# THE DATA:
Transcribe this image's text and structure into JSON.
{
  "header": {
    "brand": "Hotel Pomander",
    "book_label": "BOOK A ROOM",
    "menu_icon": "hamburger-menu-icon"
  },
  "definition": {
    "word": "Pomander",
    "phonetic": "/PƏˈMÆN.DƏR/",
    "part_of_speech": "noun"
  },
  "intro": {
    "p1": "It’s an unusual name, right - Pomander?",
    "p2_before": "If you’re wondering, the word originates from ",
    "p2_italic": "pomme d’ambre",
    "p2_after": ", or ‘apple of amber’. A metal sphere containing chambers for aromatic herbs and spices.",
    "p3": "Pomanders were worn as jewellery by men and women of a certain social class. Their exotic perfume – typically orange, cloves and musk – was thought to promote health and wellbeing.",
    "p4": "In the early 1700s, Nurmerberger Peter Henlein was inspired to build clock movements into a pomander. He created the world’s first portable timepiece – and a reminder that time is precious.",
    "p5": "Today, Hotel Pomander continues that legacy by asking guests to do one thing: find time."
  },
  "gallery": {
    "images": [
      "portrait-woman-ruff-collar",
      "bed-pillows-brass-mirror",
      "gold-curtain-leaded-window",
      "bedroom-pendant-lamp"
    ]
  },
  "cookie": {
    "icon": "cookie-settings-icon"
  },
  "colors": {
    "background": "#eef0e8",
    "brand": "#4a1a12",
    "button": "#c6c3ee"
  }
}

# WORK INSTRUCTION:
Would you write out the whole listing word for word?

# YOUR SOLUTION:
Transcribe this image's text and structure into JSON.
{
  "header": {
    "brand": "Hotel Pomander",
    "book_label": "BOOK A ROOM",
    "menu_icon": "hamburger-menu-icon"
  },
  "definition": {
    "word": "Pomander",
    "phonetic": "/PƏˈMÆN.DƏR/",
    "part_of_speech": "noun"
  },
  "intro": {
    "p1": "It’s an unusual name, right - Pomander?",
    "p2_before": "If you’re wondering, the word originates from ",
    "p2_italic": "pomme d’ambre",
    "p2_after": ", or ‘apple of amber’. A metal sphere containing chambers for aromatic herbs and spices.",
    "p3": "Pomanders were worn as jewellery by men and women of a certain social class. Their exotic perfume – typically orange, cloves and musk – was thought to promote health and wellbeing.",
    "p4": "In the early 1700s, Nurmerberger Peter Henlein was inspired to build clock movements into a pomander. He created the world’s first portable timepiece – and a reminder that time is precious.",
    "p5": "Today, Hotel Pomander continues that legacy by asking guests to do one thing: find time."
  },
  "gallery": {
    "images": [
      "portrait-woman-ruff-collar",
      "bed-pillows-brass-mirror",
      "gold-curtain-leaded-window",
      "bedroom-pendant-lamp"
    ]
  },
  "cookie": {
    "icon": "cookie-settings-icon"
  },
  "colors": {
    "background": "#eef0e8",
    "brand": "#4a1a12",
    "button": "#c6c3ee"
  }
}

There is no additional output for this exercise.